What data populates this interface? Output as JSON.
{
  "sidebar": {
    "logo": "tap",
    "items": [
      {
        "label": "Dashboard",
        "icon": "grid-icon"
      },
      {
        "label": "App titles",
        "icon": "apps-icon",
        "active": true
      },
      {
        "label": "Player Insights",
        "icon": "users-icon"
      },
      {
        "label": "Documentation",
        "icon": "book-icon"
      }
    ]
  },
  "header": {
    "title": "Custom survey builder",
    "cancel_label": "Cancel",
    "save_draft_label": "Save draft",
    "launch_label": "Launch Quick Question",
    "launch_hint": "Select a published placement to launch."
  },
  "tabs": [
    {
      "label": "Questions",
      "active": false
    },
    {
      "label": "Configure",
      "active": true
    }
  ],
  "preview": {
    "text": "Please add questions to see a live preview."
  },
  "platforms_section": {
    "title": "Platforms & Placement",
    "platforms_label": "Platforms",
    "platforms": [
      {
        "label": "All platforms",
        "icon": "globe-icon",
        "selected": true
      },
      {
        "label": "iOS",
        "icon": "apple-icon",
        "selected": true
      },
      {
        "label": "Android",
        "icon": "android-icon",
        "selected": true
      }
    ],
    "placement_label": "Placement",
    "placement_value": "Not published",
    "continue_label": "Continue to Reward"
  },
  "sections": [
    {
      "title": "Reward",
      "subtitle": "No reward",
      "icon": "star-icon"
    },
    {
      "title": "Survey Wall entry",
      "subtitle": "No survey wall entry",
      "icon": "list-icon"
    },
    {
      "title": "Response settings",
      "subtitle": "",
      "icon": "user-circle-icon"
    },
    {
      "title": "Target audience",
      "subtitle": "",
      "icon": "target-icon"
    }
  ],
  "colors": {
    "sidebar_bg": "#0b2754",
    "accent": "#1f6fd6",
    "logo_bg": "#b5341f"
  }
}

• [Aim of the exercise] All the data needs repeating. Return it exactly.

• [Written response]
What data populates this interface? Output as JSON.
{
  "sidebar": {
    "logo": "tap",
    "items": [
      {
        "label": "Dashboard",
        "icon": "grid-icon"
      },
      {
        "label": "App titles",
        "icon": "apps-icon",
        "active": true
      },
      {
        "label": "Player Insights",
        "icon": "users-icon"
      },
      {
        "label": "Documentation",
        "icon": "book-icon"
      }
    ]
  },
  "header": {
    "title": "Custom survey builder",
    "cancel_label": "Cancel",
    "save_draft_label": "Save draft",
    "launch_label": "Launch Quick Question",
    "launch_hint": "Select a published placement to launch."
  },
  "tabs": [
    {
      "label": "Questions",
      "active": false
    },
    {
      "label": "Configure",
      "active": true
    }
  ],
  "preview": {
    "text": "Please add questions to see a live preview."
  },
  "platforms_section": {
    "title": "Platforms & Placement",
    "platforms_label": "Platforms",
    "platforms": [
      {
        "label": "All platforms",
        "icon": "globe-icon",
        "selected": true
      },
      {
        "label": "iOS",
        "icon": "apple-icon",
        "selected": true
      },
      {
        "label": "Android",
        "icon": "android-icon",
        "selected": true
      }
    ],
    "placement_label": "Placement",
    "placement_value": "Not published",
    "continue_label": "Continue to Reward"
  },
  "sections": [
    {
      "title": "Reward",
      "subtitle": "No reward",
      "icon": "star-icon"
    },
    {
      "title": "Survey Wall entry",
      "subtitle": "No survey wall entry",
      "icon": "list-icon"
    },
    {
      "title": "Response settings",
      "subtitle": "",
      "icon": "user-circle-icon"
    },
    {
      "title": "Target audience",
      "subtitle": "",
      "icon": "target-icon"
    }
  ],
  "colors": {
    "sidebar_bg": "#0b2754",
    "accent": "#1f6fd6",
    "logo_bg": "#b5341f"
  }
}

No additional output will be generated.